We pastors and teachers often apply Matthew 16:26 to the outside world, those who do not know the Lord and thus are making bad choices with terrible consequences. But when Jesus asked, “What does it profit a man to gain the whole world and lose his own soul?” he may well have been directing that toward His own people, preachers in particular, who in going for the acclaim of the world end up losing the heart of their Christianity, their very own soul.
It’s far too big a price to pay. And when one has the acclaim of the world, what does he have but a handful of mist.
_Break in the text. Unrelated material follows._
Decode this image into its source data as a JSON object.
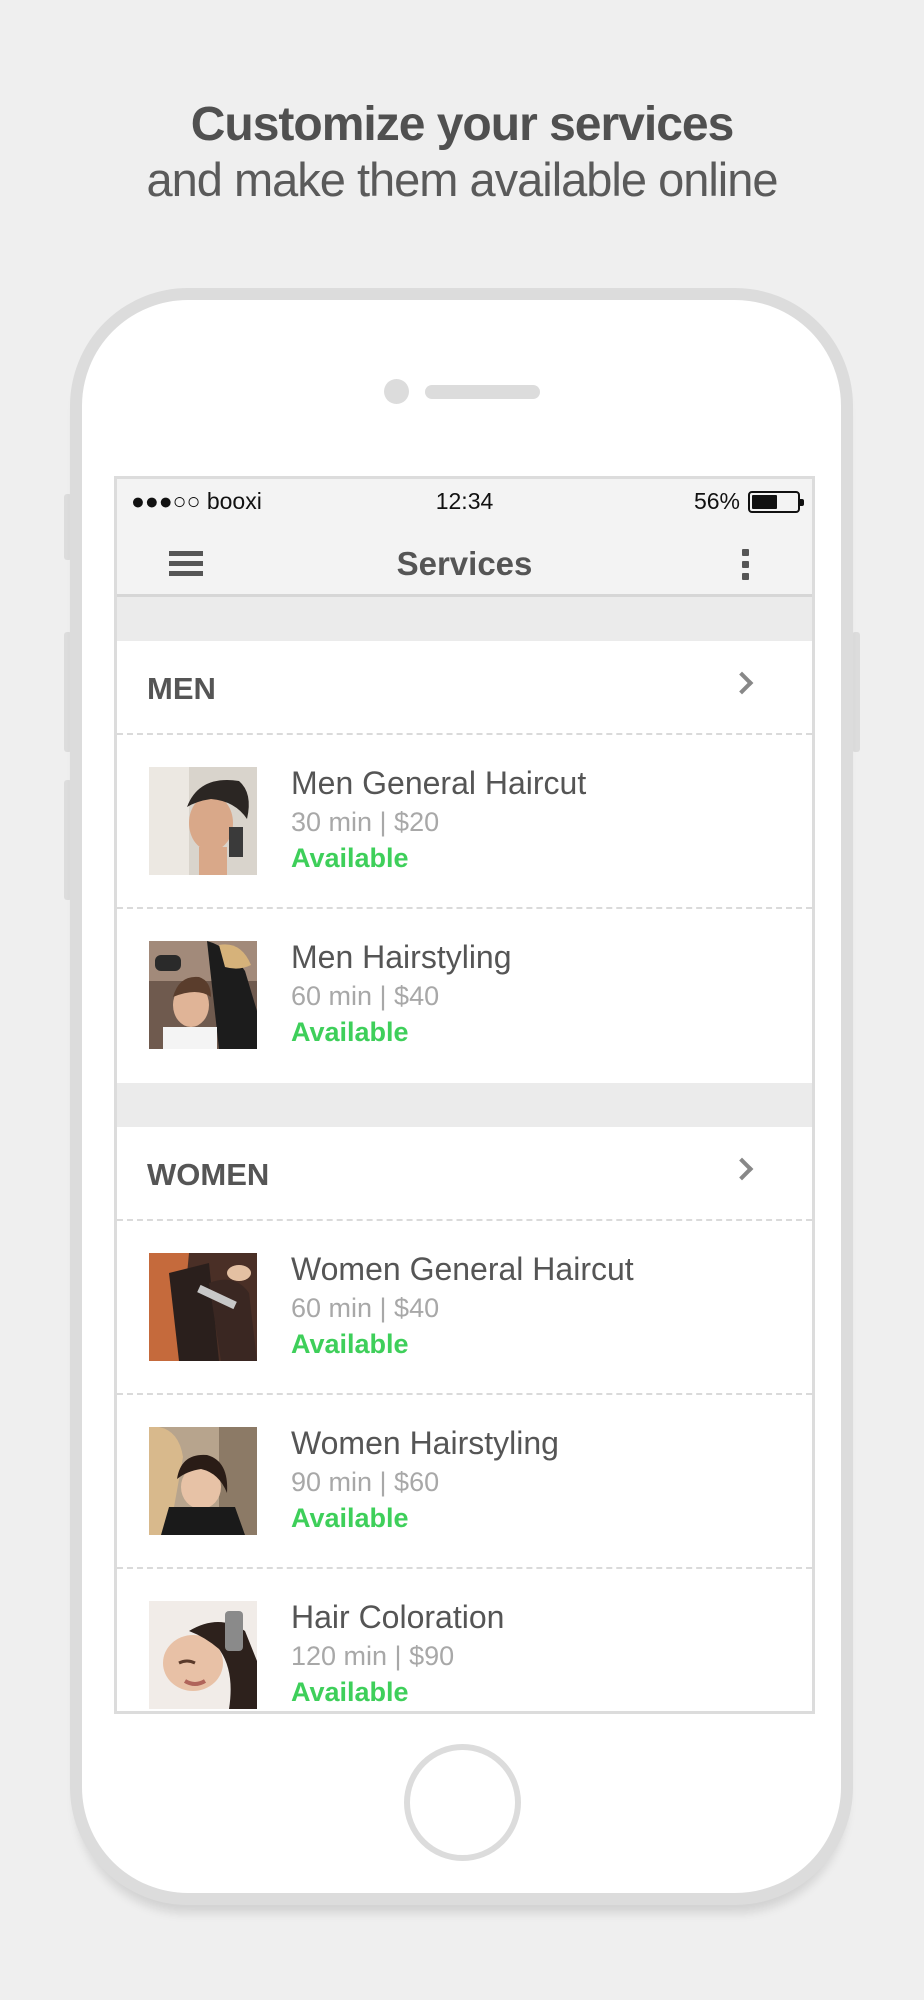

Let the man or woman of God settle these things in their hearts early on, and decide what will be the standard of their success, the gauge of their inner fulfillment. If being numbered on anyone’s list of the greatest preachers or the biggest churches or the largest anything, if that is what rings your bell, then please find another profession, for you’re in the wrong field. You will become a problem for the church, not a help. You will become a headache for the Kingdom and a stumblingblock for those who would come to the Savior.
One question every servant of the Lord should ask himself each day of his life: “Is the pleasure of my Savior enough reward for me?”
If it isn’t, get on your knees and ask God for mercy. Don’t get up until you get your life on track.